First Degree Murder Vs Second Degree Murder
While both crimes are a type of homicide, there is a stark difference between first-degree and second-degree murder under Michigan law. Any non-premeditated and unplanned acts of murder are classified as second-degree murder in the Michigan statutes. A second-degree murder can be intentional, but not premeditated—meaning the defendant commits the killing while in a severe emotional state where they were unable to cool down.
A first-degree murder offense, on the other hand, is not only intentional but premeditated. The defendant is guilty of the crime if they killed another person by lying in wait, by means of poison, or any other act that demonstrates the action was deliberate and premeditated. It’s also important to note that premeditation does not have to be a lengthy process. The defendant must measure and evaluate the major facets of the choice or problem and their final choice was not influenced by a powerful emotional state. Although this may sound like a drawn-out reflection, often premeditation can occur in a span of a few seconds.
Section 750.316 of the Michigan Penal Code goes on to state that committing the act of murder during certain felony offenses such as arson or robbery can constitute as a first-degree murder charge. That also includes the intentional taking of the life of a peace or corrections officer while they are performing their lawful duties.
FBI Homicide Statistics for Michigan – Visit the official website for the Uniform Crime Reporting program, which is a federally funded program created to keep track of crime trends throughout the United States. Access the site to read data and statistics for homicide and other violent offenses in Michigan by city.
Second Degree Murder | Michigan Statutes – Visit the official website for the Michigan Statutes to read their laws explaining second-degree murder offenses and other homicide crimes in Michigan. Access the site to read up the elements of the crime, penalties, and use their navigational tool to peruse the rest of Act 328 of 1931, which illustrates homicide offenses in the State of Michigan.

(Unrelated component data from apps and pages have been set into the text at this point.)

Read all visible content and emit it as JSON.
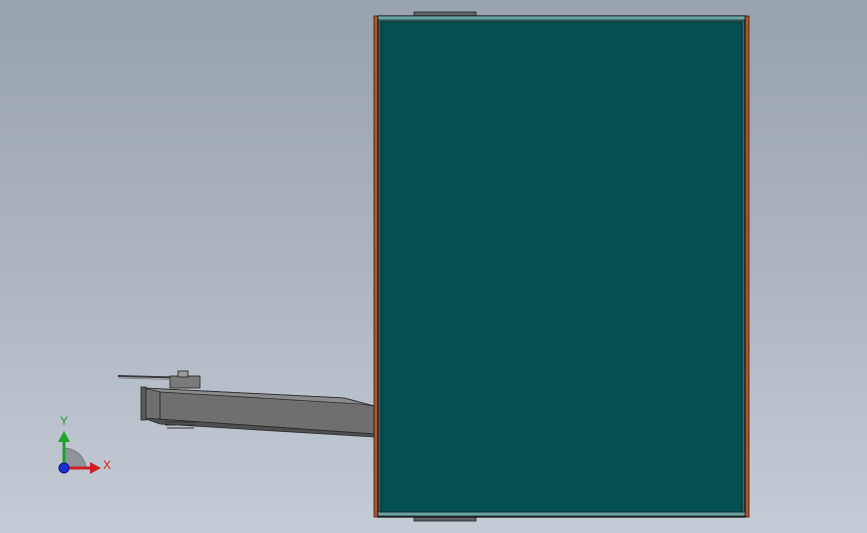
{
  "viewport": {
    "background_top": "#98a3ae",
    "background_bottom": "#c5ccd6"
  },
  "model": {
    "panel_face_color": "#035050",
    "panel_edge_color": "#1a1a1a",
    "side_flange_color": "#b5532b",
    "tab_color": "#5f6466",
    "arm_color": "#6e6e6e"
  },
  "triad": {
    "y_label": "Y",
    "x_label": "X",
    "y_color": "#1fa22d",
    "x_color": "#d21f1f",
    "z_color": "#1f2fd2"
  }
}
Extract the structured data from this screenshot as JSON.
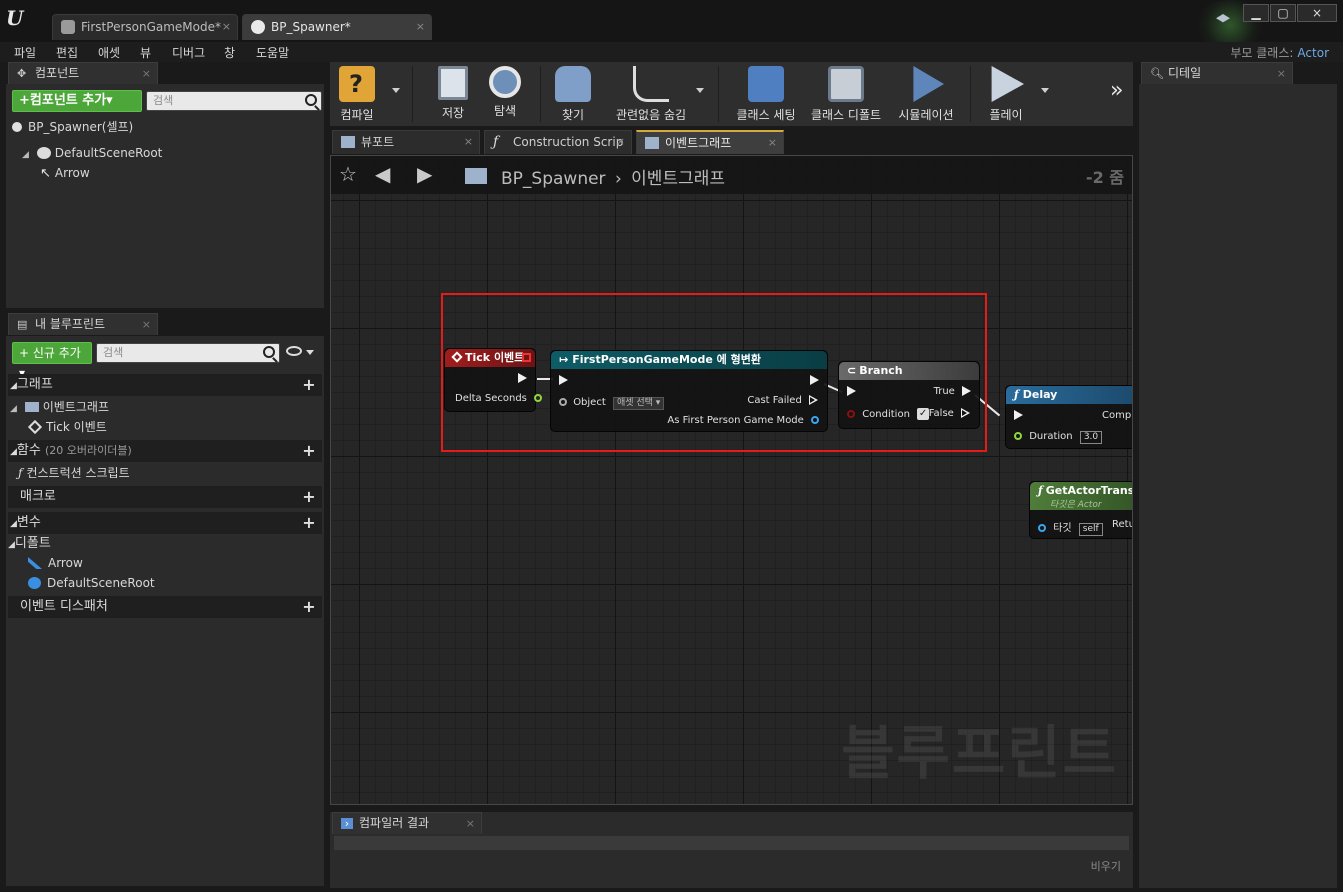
{
  "title_bar": {
    "tabs": [
      {
        "label": "FirstPersonGameMode*"
      },
      {
        "label": "BP_Spawner*"
      }
    ],
    "close_glyph": "×"
  },
  "menu": {
    "items": [
      "파일",
      "편집",
      "애셋",
      "뷰",
      "디버그",
      "창",
      "도움말"
    ],
    "parent_class_label": "부모 클래스:",
    "parent_class_value": "Actor"
  },
  "components_panel": {
    "tab_label": "컴포넌트",
    "add_button": "+컴포넌트 추가▾",
    "search_placeholder": "검색",
    "self_item": "BP_Spawner(셀프)",
    "tree": [
      "DefaultSceneRoot",
      "Arrow"
    ]
  },
  "my_blueprint_panel": {
    "tab_label": "내 블루프린트",
    "add_button": "+ 신규 추가 ▾",
    "search_placeholder": "검색",
    "sections": {
      "graphs": "그래프",
      "event_graph": "이벤트그래프",
      "tick_event": "Tick 이벤트",
      "functions": "함수",
      "functions_sub": "(20 오버라이더블)",
      "construction_script": "컨스트럭션 스크립트",
      "macros": "매크로",
      "variables": "변수",
      "defaults": "디폴트",
      "defaults_items": [
        "Arrow",
        "DefaultSceneRoot"
      ],
      "event_dispatchers": "이벤트 디스패처"
    }
  },
  "toolbar": {
    "buttons": [
      {
        "label": "컴파일",
        "icon": "compile-icon"
      },
      {
        "label": "저장",
        "icon": "save-icon"
      },
      {
        "label": "탐색",
        "icon": "browse-icon"
      },
      {
        "label": "찾기",
        "icon": "binoculars-icon"
      },
      {
        "label": "관련없음 숨김",
        "icon": "hide-unrelated-icon"
      },
      {
        "label": "클래스 세팅",
        "icon": "class-settings-icon"
      },
      {
        "label": "클래스 디폴트",
        "icon": "class-defaults-icon"
      },
      {
        "label": "시뮬레이션",
        "icon": "simulation-icon"
      },
      {
        "label": "플레이",
        "icon": "play-icon"
      }
    ],
    "overflow": "»"
  },
  "graph_tabs": [
    {
      "label": "뷰포트"
    },
    {
      "label": "Construction Scrip"
    },
    {
      "label": "이벤트그래프"
    }
  ],
  "graph": {
    "breadcrumb_root": "BP_Spawner",
    "breadcrumb_sep": "›",
    "breadcrumb_current": "이벤트그래프",
    "zoom": "-2 줌",
    "watermark": "블루프린트",
    "nodes": {
      "tick": {
        "title": "Tick 이벤트",
        "delta": "Delta Seconds"
      },
      "cast": {
        "title": "FirstPersonGameMode 에 형변환",
        "object": "Object",
        "object_value": "애셋 선택 ▾",
        "cast_failed": "Cast Failed",
        "as_mode": "As First Person Game Mode"
      },
      "branch": {
        "title": "Branch",
        "condition": "Condition",
        "true": "True",
        "false": "False"
      },
      "delay": {
        "title": "Delay",
        "completed": "Comple",
        "duration": "Duration",
        "duration_value": "3.0"
      },
      "get_transform": {
        "title": "GetActorTransform",
        "subtitle": "타깃은 Actor",
        "target": "타깃",
        "target_value": "self",
        "return": "Retu"
      }
    },
    "colors": {
      "event_header": "#a11d1d",
      "cast_header": "#0e5c66",
      "branch_header": "#5a5a5a",
      "delay_header": "#2a6c9c",
      "pure_header": "#4f7d3a",
      "highlight": "#e41b1b"
    }
  },
  "details_panel": {
    "tab_label": "디테일"
  },
  "compiler_panel": {
    "tab_label": "컴파일러 결과",
    "clear_button": "비우기"
  }
}
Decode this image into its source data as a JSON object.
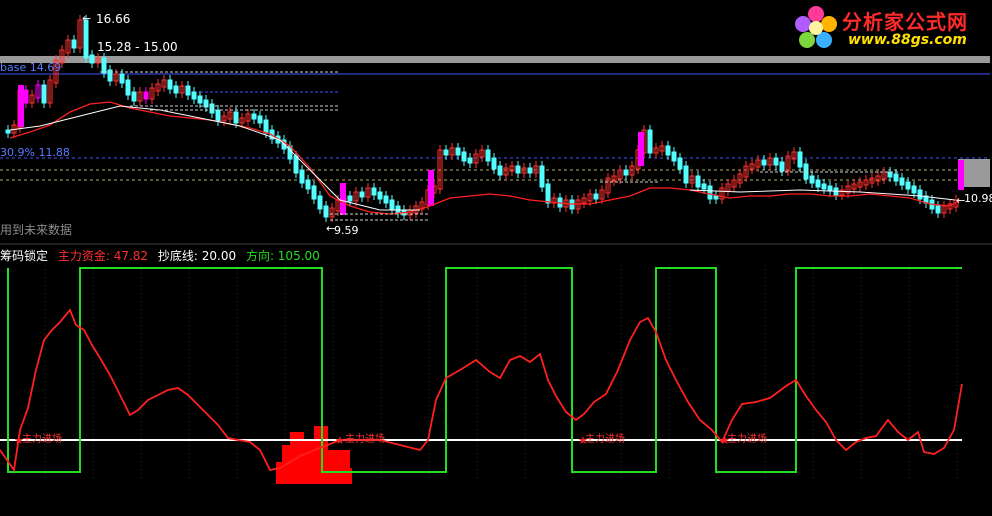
{
  "upper_panel": {
    "price_high_label": "16.66",
    "price_range_label": "15.28 - 15.00",
    "base_label": "base 14.69",
    "pct_label": "30.9% 11.88",
    "price_low_label": "9.59",
    "last_price_label": "10.98",
    "disclaimer": "用到未来数据"
  },
  "indicator_legend": {
    "name": "筹码锁定",
    "main_fund_label": "主力资金: 47.82",
    "bottom_line_label": "抄底线: 20.00",
    "direction_label": "方向: 105.00"
  },
  "signal_labels": [
    "主力进场",
    "主力进场",
    "主力进场",
    "主力进场"
  ],
  "logo": {
    "title": "分析家公式网",
    "url": "www.88gs.com"
  },
  "colors": {
    "background": "#000000",
    "up_candle": "#ff3030",
    "down_candle": "#54ffff",
    "magenta": "#ff00ff",
    "price_line": "#ff2020",
    "direction_line": "#22dd22",
    "base_line": "#ffffff",
    "grid": "#303070"
  },
  "icons": [
    "logo-flower-icon",
    "signal-star-icon"
  ]
}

Michigan Homicide Defense Lawyer | Second-Degree Murder
If you or someone you know has been accused of second-degree murder or any other crime, contact Dallo Law, P.C.. Attorney Dallo and his legal team are experienced at handling such high-stakes cases like second or first-degree murder. He has the skills, resources, and fervor needed to formulate a thorough and effective defense so you can receive the best possible outcome for your case.
To speak to a qualified attorney, call our offices now at (248) 283-7000. Dallo Law, P.C. accepts clients throughout the greater Oakland County and Macomb County area.